Updating the evidence base

As discussed in our response to question 3, the 2014 Europe Economics report gave a good overview of the risks associated with illegal optical practice at that time, and highlighted some areas where there was little evidence available. Since online supply and other technological changes have advanced quickly since 2014, we think it would be helpful if the GOC commissioned an update on this work (we understand the GOC is already planning to commission a literature review). An updated report would provide additional evidence to inform the GOC’s future strategy on tackling illegal practice. It should also inform the GOC’s discussions with DHSC about potential changes to the GOC’s underpinning legislation, rules and powers. 

Working with registrants and patients

Many of our members have little awareness of how the GOC seeks to tackle illegal practice or of the practical challenges it faces in doing so, particularly when dealing with online suppliers based overseas. We think it would be helpful if the GOC did more to engage with registrants and their patients on this issue, including:

  • Making it easier for registrants and their patients to identify and refer cases of suspected illegal practice, for instance through an easy-to-use online referral system
  • Encouraging registrants to talk to their patients about the risks associated with sourcing optical appliances from overseas suppliers online and the importance of choosing suppliers that comply with the UK’s legal requirements, which are there to protect the public. 

Q6. What would help you feel more informed about the GOC’s strategy, and action taken, on tackling illegal practice? [Please tick as appropriate]☐ e-bulletin ☐ regular statistics on our website ☐ tweets ☐ other [please specify]

We know from our members’ feedback that they use a variety of channels to keep up to date with developments in optics, so all these options could be helpful.
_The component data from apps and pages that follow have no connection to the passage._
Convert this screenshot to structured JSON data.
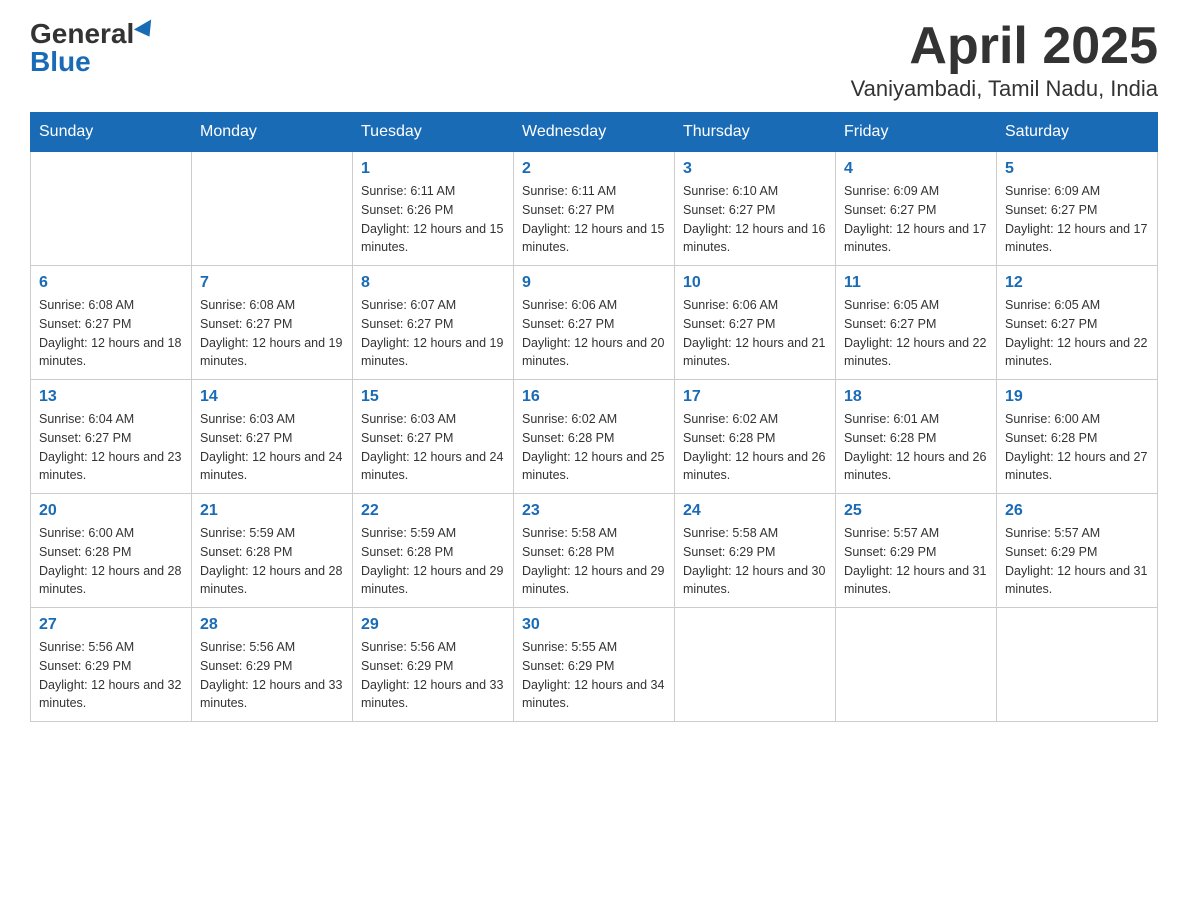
{
  "header": {
    "logo_general": "General",
    "logo_blue": "Blue",
    "month": "April 2025",
    "location": "Vaniyambadi, Tamil Nadu, India"
  },
  "weekdays": [
    "Sunday",
    "Monday",
    "Tuesday",
    "Wednesday",
    "Thursday",
    "Friday",
    "Saturday"
  ],
  "weeks": [
    [
      {
        "day": "",
        "sunrise": "",
        "sunset": "",
        "daylight": ""
      },
      {
        "day": "",
        "sunrise": "",
        "sunset": "",
        "daylight": ""
      },
      {
        "day": "1",
        "sunrise": "Sunrise: 6:11 AM",
        "sunset": "Sunset: 6:26 PM",
        "daylight": "Daylight: 12 hours and 15 minutes."
      },
      {
        "day": "2",
        "sunrise": "Sunrise: 6:11 AM",
        "sunset": "Sunset: 6:27 PM",
        "daylight": "Daylight: 12 hours and 15 minutes."
      },
      {
        "day": "3",
        "sunrise": "Sunrise: 6:10 AM",
        "sunset": "Sunset: 6:27 PM",
        "daylight": "Daylight: 12 hours and 16 minutes."
      },
      {
        "day": "4",
        "sunrise": "Sunrise: 6:09 AM",
        "sunset": "Sunset: 6:27 PM",
        "daylight": "Daylight: 12 hours and 17 minutes."
      },
      {
        "day": "5",
        "sunrise": "Sunrise: 6:09 AM",
        "sunset": "Sunset: 6:27 PM",
        "daylight": "Daylight: 12 hours and 17 minutes."
      }
    ],
    [
      {
        "day": "6",
        "sunrise": "Sunrise: 6:08 AM",
        "sunset": "Sunset: 6:27 PM",
        "daylight": "Daylight: 12 hours and 18 minutes."
      },
      {
        "day": "7",
        "sunrise": "Sunrise: 6:08 AM",
        "sunset": "Sunset: 6:27 PM",
        "daylight": "Daylight: 12 hours and 19 minutes."
      },
      {
        "day": "8",
        "sunrise": "Sunrise: 6:07 AM",
        "sunset": "Sunset: 6:27 PM",
        "daylight": "Daylight: 12 hours and 19 minutes."
      },
      {
        "day": "9",
        "sunrise": "Sunrise: 6:06 AM",
        "sunset": "Sunset: 6:27 PM",
        "daylight": "Daylight: 12 hours and 20 minutes."
      },
      {
        "day": "10",
        "sunrise": "Sunrise: 6:06 AM",
        "sunset": "Sunset: 6:27 PM",
        "daylight": "Daylight: 12 hours and 21 minutes."
      },
      {
        "day": "11",
        "sunrise": "Sunrise: 6:05 AM",
        "sunset": "Sunset: 6:27 PM",
        "daylight": "Daylight: 12 hours and 22 minutes."
      },
      {
        "day": "12",
        "sunrise": "Sunrise: 6:05 AM",
        "sunset": "Sunset: 6:27 PM",
        "daylight": "Daylight: 12 hours and 22 minutes."
      }
    ],
    [
      {
        "day": "13",
        "sunrise": "Sunrise: 6:04 AM",
        "sunset": "Sunset: 6:27 PM",
        "daylight": "Daylight: 12 hours and 23 minutes."
      },
      {
        "day": "14",
        "sunrise": "Sunrise: 6:03 AM",
        "sunset": "Sunset: 6:27 PM",
        "daylight": "Daylight: 12 hours and 24 minutes."
      },
      {
        "day": "15",
        "sunrise": "Sunrise: 6:03 AM",
        "sunset": "Sunset: 6:27 PM",
        "daylight": "Daylight: 12 hours and 24 minutes."
      },
      {
        "day": "16",
        "sunrise": "Sunrise: 6:02 AM",
        "sunset": "Sunset: 6:28 PM",
        "daylight": "Daylight: 12 hours and 25 minutes."
      },
      {
        "day": "17",
        "sunrise": "Sunrise: 6:02 AM",
        "sunset": "Sunset: 6:28 PM",
        "daylight": "Daylight: 12 hours and 26 minutes."
      },
      {
        "day": "18",
        "sunrise": "Sunrise: 6:01 AM",
        "sunset": "Sunset: 6:28 PM",
        "daylight": "Daylight: 12 hours and 26 minutes."
      },
      {
        "day": "19",
        "sunrise": "Sunrise: 6:00 AM",
        "sunset": "Sunset: 6:28 PM",
        "daylight": "Daylight: 12 hours and 27 minutes."
      }
    ],
    [
      {
        "day": "20",
        "sunrise": "Sunrise: 6:00 AM",
        "sunset": "Sunset: 6:28 PM",
        "daylight": "Daylight: 12 hours and 28 minutes."
      },
      {
        "day": "21",
        "sunrise": "Sunrise: 5:59 AM",
        "sunset": "Sunset: 6:28 PM",
        "daylight": "Daylight: 12 hours and 28 minutes."
      },
      {
        "day": "22",
        "sunrise": "Sunrise: 5:59 AM",
        "sunset": "Sunset: 6:28 PM",
        "daylight": "Daylight: 12 hours and 29 minutes."
      },
      {
        "day": "23",
        "sunrise": "Sunrise: 5:58 AM",
        "sunset": "Sunset: 6:28 PM",
        "daylight": "Daylight: 12 hours and 29 minutes."
      },
      {
        "day": "24",
        "sunrise": "Sunrise: 5:58 AM",
        "sunset": "Sunset: 6:29 PM",
        "daylight": "Daylight: 12 hours and 30 minutes."
      },
      {
        "day": "25",
        "sunrise": "Sunrise: 5:57 AM",
        "sunset": "Sunset: 6:29 PM",
        "daylight": "Daylight: 12 hours and 31 minutes."
      },
      {
        "day": "26",
        "sunrise": "Sunrise: 5:57 AM",
        "sunset": "Sunset: 6:29 PM",
        "daylight": "Daylight: 12 hours and 31 minutes."
      }
    ],
    [
      {
        "day": "27",
        "sunrise": "Sunrise: 5:56 AM",
        "sunset": "Sunset: 6:29 PM",
        "daylight": "Daylight: 12 hours and 32 minutes."
      },
      {
        "day": "28",
        "sunrise": "Sunrise: 5:56 AM",
        "sunset": "Sunset: 6:29 PM",
        "daylight": "Daylight: 12 hours and 33 minutes."
      },
      {
        "day": "29",
        "sunrise": "Sunrise: 5:56 AM",
        "sunset": "Sunset: 6:29 PM",
        "daylight": "Daylight: 12 hours and 33 minutes."
      },
      {
        "day": "30",
        "sunrise": "Sunrise: 5:55 AM",
        "sunset": "Sunset: 6:29 PM",
        "daylight": "Daylight: 12 hours and 34 minutes."
      },
      {
        "day": "",
        "sunrise": "",
        "sunset": "",
        "daylight": ""
      },
      {
        "day": "",
        "sunrise": "",
        "sunset": "",
        "daylight": ""
      },
      {
        "day": "",
        "sunrise": "",
        "sunset": "",
        "daylight": ""
      }
    ]
  ]
}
We would be happy to work with the GOC to help communicate key messages on illegal practice and the GOC’s work to our members.